The third objection is that the caste census would lead to a clamour for higher quotas, and removal of the 50 per cent cap on reservations. It is possible that some enthusiasm for caste census also draws upon this false reasoning. It is fallacious since you don’t need a caste census to know that the number of OBCs is much higher than their 27 per cent quota in jobs and educational institutions. Just go back to the Mandal Commission report that estimated (erroneously over-estimated, in my view) the OBC share in the country’s population to be 52 per cent. The quota of 27 per cent was fixed as that was the maximum possible while respecting the 50 per cent cap; it has nothing to do with population share. If the census count shows that the OBCs are around 45 per cent of the country’s population, it has no implications on their job quota. Even if it did, how can that be an argument against counting them?
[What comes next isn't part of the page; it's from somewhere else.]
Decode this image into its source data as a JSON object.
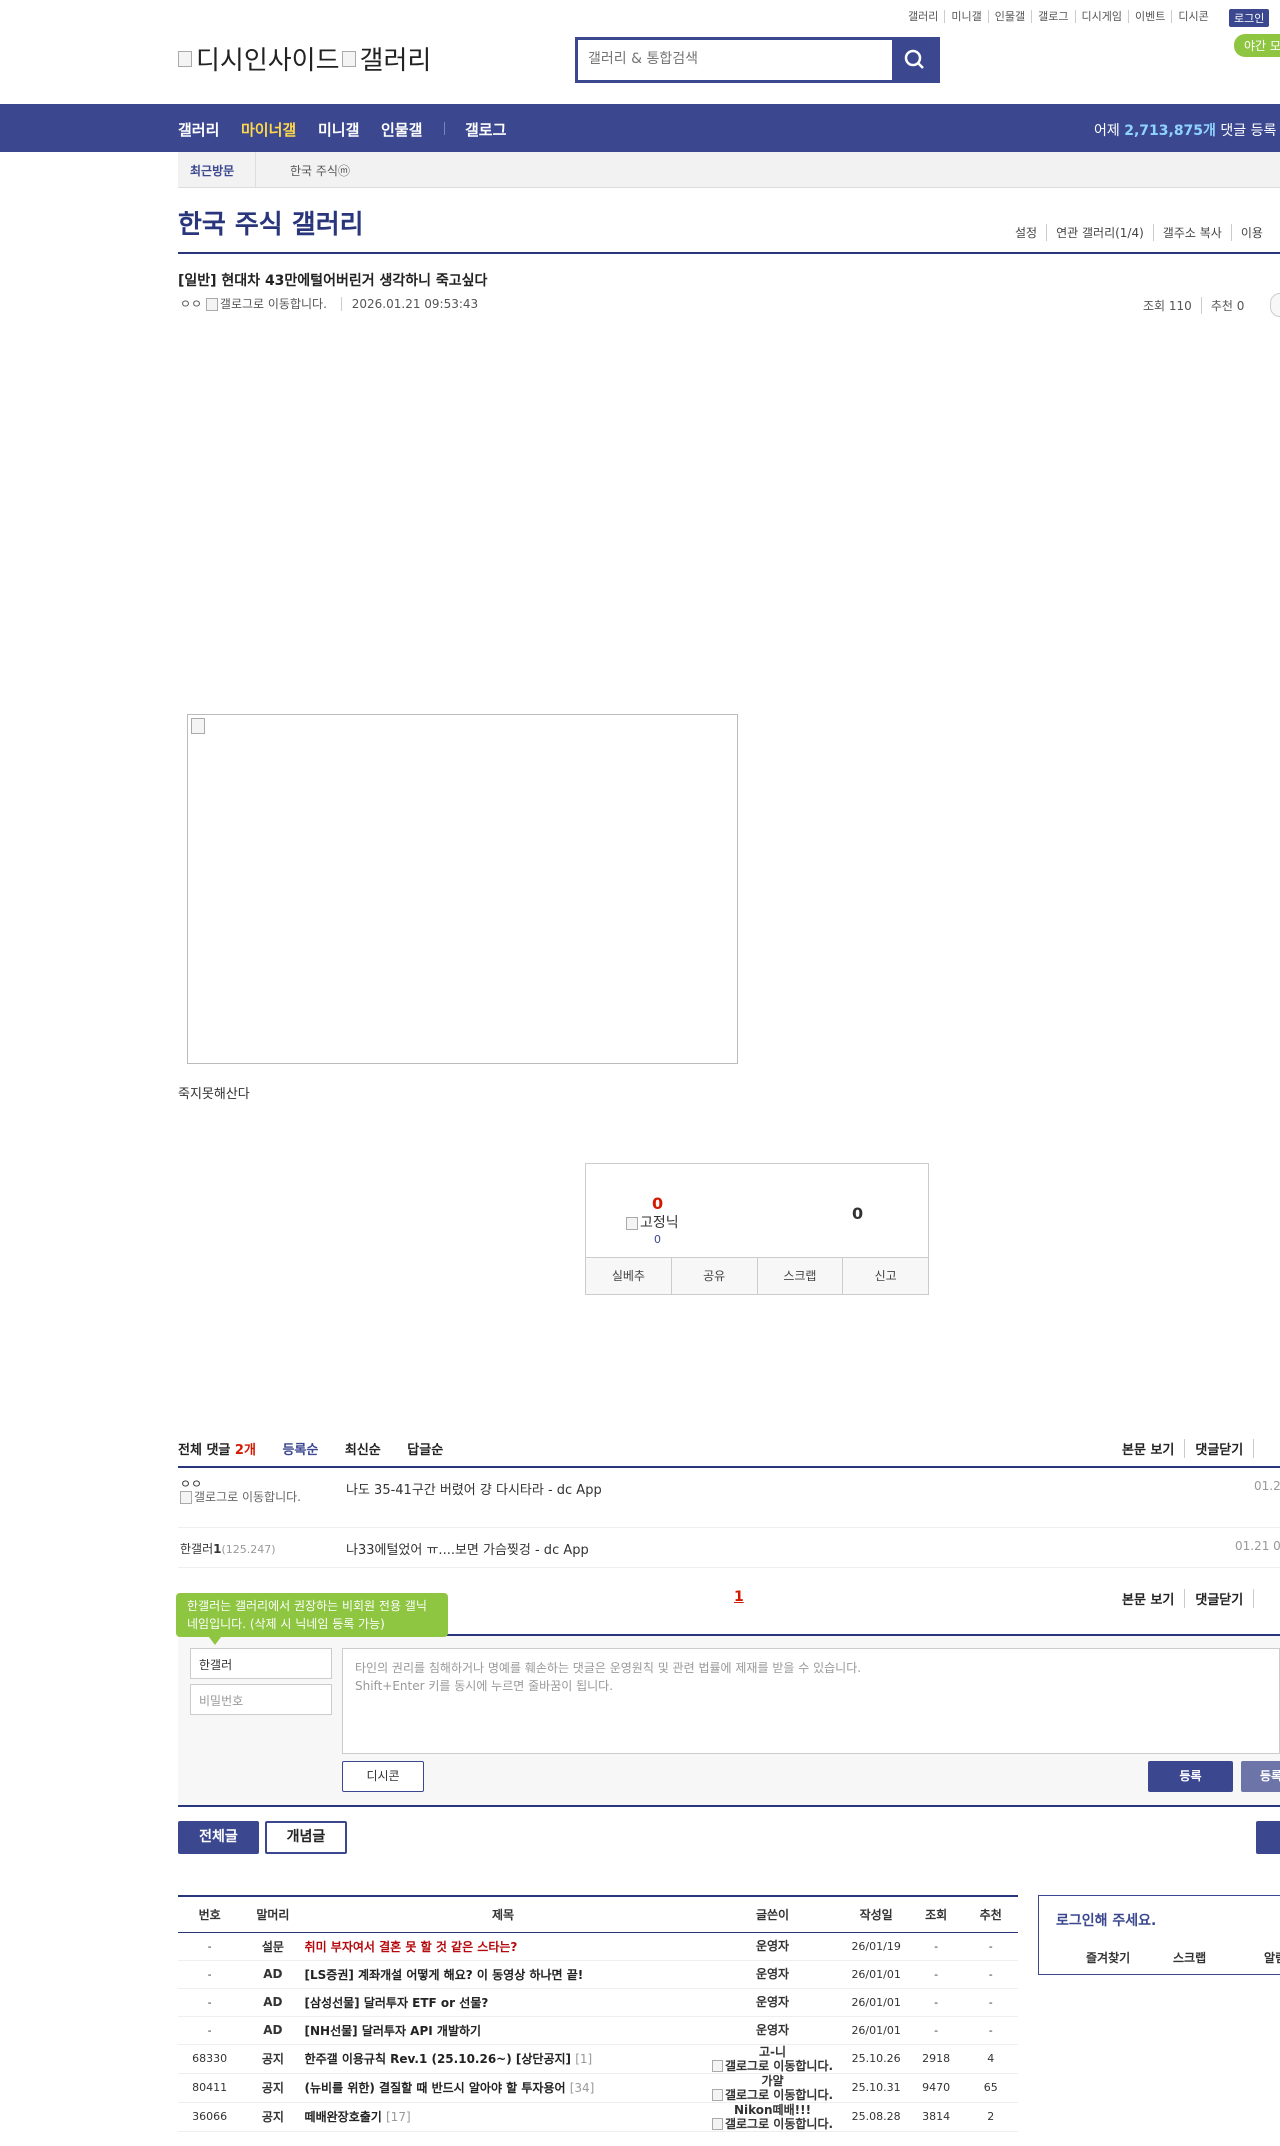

Finally, we are told that this latest demand by the all-party delegation is politically motivated. That is, of course, true. But that does not invalidate the demand. Just as the politically motivated demand for free Covid vaccination for all does not make it wrong. The demand for OBC enumeration has been endorsed by the National Commission on Backward Classes, the parliamentary committee on the welfare of OBCs and, in the past, by the Registrar General of Census. Besides, if the support for caste census is political, so is the opposition to it. If the BJP wants to go back on its support for the caste census in 2010 and its Home Minister’s announcement of OBC census in 2018, the reasons are obviously political.
Sabotaging the plan
For someone like me, who has tracked and participated in debates about caste reservations for three decades now, there is a sense of deja vu about the current debate. It is the third decennial census where this question has come up. Every time this legitimate demand gets presented as vote bank politics. And those who actually indulge in insidious politics of protecting caste privileges manage to hide behind bureaucratic rationality and high-sounding rhetoric of nationalism.
The last two times, 2001 and 2011, the sabotage succeeded. Will it be different this time around? Will we, at least, have OBC enumeration? Or go for a full-fledged caste census? Or, will the demand for caste census be used again to deny even OBC enumeration?
Yogendra Yadav is a political activist with Swaraj India. He tweets @_YogendraYadav.Views are personal.